Prices fell from February to March in 18 of the metro areas tracked by the Standard & Poor’s/Case-Shiller 20-city index. And prices in a dozen markets have reached their lowest points since the housing crisis began. Prices in March rose only in the Seattle and Washington, D.C., metro areas.
The nationwide index fell for the eighth straight month.
A record number of foreclosures are forcing prices down, and they are expected to keep falling through this year.
The 12 cities now at their lowest levels in nearly four years are: Atlanta, Charlotte, Chicago, Cleveland, Detroit, Las Vegas, Miami, Minneapolis, New York, Phoenix, Portland (Oregon), and Tampa (Florida).
The housing sector is struggling even as the overall economy is in the midst of a steady but slow recovery. Some of the worst declines in home prices are in cities hit hardest by unemployment and foreclosures, such as Phoenix, Tampa and Las Vegas.

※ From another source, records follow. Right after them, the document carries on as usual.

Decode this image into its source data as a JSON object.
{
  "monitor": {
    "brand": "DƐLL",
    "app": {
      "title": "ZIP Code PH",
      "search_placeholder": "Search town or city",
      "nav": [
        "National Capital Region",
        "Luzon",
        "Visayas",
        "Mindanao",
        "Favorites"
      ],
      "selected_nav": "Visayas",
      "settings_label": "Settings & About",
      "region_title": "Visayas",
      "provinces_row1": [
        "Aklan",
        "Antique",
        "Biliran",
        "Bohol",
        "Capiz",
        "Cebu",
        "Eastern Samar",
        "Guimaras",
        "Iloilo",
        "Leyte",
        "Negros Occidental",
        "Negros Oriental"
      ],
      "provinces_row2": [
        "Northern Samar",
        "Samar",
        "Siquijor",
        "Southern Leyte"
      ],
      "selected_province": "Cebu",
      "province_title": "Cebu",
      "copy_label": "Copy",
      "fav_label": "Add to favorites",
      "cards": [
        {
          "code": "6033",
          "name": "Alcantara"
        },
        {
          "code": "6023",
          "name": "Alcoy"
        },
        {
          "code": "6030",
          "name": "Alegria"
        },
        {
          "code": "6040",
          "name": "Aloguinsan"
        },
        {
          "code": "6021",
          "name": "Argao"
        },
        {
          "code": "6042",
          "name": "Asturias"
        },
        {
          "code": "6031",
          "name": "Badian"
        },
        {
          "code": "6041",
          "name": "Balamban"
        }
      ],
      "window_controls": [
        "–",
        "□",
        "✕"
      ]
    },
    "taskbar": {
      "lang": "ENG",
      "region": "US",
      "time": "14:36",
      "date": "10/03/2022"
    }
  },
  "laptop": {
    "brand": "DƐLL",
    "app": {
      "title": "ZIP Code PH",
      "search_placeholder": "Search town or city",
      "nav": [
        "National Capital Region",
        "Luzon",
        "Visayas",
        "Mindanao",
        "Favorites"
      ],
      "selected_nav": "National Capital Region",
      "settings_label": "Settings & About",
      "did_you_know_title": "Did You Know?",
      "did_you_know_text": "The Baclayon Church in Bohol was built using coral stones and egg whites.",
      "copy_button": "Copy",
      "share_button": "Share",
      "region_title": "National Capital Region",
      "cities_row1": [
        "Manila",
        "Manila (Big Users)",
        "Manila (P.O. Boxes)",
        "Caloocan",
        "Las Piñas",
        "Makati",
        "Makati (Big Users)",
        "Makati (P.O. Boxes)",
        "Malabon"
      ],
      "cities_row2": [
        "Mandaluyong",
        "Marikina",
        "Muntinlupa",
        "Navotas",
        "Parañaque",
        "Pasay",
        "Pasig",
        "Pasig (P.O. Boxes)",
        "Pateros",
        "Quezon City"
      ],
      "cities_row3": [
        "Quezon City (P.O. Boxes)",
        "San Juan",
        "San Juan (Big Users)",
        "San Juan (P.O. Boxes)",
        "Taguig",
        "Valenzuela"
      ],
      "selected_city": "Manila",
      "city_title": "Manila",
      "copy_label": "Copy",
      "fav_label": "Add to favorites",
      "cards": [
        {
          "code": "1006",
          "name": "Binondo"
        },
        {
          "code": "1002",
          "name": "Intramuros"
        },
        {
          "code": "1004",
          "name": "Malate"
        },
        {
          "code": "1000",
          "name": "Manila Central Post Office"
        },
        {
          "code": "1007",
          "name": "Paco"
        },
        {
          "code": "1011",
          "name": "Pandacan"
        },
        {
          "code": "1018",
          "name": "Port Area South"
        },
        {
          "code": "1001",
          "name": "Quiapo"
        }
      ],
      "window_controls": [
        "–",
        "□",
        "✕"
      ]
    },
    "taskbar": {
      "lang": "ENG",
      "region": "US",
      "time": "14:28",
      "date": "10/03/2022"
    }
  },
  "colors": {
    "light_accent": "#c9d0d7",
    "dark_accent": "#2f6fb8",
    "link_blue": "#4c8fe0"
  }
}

The Case-Shiller index measures sales of select homes in those cities compared with January 2000. For each of the areas it reviews, the index provides a three-month moving average price. By measuring the sales prices of the same homes over time, the index seeks to gauge market values and conditions.